*Work instructions*
Tell how many lines in these records contain the string "name", with only the number as the reply.

*Data to use*
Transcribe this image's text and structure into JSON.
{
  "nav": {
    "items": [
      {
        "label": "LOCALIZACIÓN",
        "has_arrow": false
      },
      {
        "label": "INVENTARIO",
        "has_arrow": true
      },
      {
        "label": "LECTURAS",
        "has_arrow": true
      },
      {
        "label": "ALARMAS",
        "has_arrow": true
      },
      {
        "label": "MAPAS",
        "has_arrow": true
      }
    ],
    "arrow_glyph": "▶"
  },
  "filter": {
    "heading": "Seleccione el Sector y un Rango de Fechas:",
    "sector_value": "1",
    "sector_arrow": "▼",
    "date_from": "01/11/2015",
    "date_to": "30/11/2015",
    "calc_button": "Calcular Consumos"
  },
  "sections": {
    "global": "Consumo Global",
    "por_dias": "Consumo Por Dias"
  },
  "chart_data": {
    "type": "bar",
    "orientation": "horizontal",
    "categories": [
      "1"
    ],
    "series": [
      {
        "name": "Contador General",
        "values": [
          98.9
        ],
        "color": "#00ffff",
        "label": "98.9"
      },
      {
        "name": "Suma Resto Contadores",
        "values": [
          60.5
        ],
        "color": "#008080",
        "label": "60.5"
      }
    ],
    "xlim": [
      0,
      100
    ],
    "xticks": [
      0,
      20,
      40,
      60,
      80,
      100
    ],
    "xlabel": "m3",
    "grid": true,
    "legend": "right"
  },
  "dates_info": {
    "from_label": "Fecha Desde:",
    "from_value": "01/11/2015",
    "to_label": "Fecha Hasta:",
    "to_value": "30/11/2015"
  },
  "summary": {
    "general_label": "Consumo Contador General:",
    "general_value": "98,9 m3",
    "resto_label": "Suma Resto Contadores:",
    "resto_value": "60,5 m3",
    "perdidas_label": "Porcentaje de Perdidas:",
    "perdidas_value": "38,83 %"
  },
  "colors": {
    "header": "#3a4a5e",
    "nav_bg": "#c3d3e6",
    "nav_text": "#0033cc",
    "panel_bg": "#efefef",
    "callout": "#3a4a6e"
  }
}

*Written response*
2